[Data]
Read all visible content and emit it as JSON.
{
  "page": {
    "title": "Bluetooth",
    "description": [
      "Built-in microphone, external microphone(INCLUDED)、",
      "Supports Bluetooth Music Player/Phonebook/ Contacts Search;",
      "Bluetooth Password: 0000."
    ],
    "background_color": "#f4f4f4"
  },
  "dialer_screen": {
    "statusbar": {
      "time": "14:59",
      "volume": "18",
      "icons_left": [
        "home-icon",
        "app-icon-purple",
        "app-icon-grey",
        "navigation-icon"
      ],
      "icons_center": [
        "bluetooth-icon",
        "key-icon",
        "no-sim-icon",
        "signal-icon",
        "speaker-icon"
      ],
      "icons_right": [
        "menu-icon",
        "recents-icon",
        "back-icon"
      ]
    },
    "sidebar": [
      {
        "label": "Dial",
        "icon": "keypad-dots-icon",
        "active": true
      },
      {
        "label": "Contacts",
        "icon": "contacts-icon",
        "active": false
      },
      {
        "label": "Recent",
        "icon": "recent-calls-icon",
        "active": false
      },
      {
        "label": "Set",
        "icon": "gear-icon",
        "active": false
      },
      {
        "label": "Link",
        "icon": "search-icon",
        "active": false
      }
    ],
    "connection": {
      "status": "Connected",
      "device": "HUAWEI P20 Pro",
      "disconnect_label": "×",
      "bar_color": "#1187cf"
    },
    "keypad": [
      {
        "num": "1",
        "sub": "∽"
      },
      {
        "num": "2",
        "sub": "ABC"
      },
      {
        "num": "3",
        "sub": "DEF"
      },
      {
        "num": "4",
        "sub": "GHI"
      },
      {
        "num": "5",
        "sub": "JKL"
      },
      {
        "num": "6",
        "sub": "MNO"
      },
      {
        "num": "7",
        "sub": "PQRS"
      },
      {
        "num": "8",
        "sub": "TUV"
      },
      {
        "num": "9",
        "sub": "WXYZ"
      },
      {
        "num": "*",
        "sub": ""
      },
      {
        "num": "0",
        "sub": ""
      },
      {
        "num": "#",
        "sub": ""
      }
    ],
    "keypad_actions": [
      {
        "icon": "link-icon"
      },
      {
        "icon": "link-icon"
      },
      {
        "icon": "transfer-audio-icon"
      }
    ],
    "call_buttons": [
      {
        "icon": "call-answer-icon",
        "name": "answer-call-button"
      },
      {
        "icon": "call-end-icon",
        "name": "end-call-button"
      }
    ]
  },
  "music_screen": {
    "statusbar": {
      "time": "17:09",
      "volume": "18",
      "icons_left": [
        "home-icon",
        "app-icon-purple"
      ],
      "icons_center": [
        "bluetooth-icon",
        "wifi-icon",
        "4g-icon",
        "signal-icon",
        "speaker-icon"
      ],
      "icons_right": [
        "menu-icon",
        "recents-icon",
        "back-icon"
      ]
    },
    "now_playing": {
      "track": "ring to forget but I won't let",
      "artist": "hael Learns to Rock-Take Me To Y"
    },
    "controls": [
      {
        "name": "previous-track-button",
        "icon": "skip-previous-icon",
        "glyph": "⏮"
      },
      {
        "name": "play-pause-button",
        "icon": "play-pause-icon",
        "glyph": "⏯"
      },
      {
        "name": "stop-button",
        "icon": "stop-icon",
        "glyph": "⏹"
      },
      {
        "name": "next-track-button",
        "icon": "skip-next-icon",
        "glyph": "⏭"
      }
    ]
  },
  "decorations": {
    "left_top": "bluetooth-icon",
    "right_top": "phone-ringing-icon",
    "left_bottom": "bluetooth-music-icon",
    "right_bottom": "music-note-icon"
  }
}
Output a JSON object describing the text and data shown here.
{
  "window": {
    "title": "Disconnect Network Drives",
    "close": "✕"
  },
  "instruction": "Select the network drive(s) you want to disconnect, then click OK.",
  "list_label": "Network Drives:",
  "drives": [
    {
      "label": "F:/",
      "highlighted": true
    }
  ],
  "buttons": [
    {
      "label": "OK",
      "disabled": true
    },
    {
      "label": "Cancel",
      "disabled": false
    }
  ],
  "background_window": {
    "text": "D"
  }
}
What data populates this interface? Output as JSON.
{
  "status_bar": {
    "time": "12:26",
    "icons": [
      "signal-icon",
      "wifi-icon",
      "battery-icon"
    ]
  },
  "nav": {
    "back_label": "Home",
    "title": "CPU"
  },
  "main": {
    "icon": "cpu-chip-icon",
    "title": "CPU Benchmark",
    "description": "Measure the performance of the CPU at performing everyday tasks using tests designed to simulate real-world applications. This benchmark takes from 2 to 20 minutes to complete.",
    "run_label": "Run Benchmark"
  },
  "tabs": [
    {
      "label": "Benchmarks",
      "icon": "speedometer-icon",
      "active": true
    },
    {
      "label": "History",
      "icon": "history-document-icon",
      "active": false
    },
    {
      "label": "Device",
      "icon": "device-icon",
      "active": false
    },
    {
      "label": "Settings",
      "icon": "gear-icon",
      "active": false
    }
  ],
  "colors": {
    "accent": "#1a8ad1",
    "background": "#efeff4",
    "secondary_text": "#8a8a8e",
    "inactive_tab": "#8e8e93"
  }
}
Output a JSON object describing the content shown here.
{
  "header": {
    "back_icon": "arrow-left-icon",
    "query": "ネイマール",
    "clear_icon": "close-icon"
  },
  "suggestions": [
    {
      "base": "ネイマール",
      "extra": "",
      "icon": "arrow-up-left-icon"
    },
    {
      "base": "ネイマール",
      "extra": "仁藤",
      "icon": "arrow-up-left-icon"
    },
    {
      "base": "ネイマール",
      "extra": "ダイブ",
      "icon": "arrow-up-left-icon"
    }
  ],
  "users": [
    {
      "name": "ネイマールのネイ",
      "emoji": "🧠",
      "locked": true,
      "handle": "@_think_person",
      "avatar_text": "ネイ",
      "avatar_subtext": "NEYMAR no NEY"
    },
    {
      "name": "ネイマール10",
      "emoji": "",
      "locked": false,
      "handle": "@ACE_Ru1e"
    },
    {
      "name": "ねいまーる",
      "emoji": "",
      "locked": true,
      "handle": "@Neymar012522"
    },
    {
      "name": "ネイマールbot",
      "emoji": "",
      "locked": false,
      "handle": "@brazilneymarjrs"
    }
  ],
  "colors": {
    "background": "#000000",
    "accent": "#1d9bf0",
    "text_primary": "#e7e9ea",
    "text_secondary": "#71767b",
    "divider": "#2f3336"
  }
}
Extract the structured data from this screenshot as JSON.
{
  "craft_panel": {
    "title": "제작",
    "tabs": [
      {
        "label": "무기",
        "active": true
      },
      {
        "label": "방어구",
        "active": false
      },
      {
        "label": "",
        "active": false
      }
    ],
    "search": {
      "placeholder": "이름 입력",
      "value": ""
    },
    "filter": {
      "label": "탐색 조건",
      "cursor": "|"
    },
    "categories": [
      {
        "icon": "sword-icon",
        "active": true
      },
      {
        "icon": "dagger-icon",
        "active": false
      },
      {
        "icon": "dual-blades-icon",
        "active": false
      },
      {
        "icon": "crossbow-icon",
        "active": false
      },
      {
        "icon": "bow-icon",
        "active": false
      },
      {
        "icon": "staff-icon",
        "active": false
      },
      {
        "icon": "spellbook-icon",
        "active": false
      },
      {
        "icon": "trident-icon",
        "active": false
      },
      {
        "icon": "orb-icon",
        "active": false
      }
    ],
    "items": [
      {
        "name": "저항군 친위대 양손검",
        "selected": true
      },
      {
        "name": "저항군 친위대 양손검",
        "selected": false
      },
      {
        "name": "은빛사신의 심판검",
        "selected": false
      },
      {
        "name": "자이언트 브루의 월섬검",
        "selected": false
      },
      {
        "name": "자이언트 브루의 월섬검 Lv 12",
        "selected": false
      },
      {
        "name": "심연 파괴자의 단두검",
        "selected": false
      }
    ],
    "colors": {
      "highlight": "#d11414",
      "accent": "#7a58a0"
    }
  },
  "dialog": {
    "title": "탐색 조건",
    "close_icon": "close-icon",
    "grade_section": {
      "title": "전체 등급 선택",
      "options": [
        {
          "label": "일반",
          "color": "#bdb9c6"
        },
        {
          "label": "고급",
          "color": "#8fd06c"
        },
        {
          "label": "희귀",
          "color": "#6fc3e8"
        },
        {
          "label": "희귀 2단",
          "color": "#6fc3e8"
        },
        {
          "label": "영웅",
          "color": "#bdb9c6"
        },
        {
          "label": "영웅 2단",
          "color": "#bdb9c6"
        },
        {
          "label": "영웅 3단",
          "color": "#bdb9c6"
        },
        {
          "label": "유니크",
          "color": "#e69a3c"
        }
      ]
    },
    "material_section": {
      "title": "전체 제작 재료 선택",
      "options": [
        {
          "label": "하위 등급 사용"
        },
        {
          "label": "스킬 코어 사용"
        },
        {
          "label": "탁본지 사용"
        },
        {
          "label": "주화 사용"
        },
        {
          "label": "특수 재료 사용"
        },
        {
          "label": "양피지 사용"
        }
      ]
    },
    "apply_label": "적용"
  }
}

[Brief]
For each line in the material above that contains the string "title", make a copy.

[Task answer]
    "title": "Bluetooth",
    "title": "Disconnect Network Drives",
    "title": "CPU"
    "title": "CPU Benchmark",
    "title": "제작",
    "title": "탐색 조건",
      "title": "전체 등급 선택",
      "title": "전체 제작 재료 선택",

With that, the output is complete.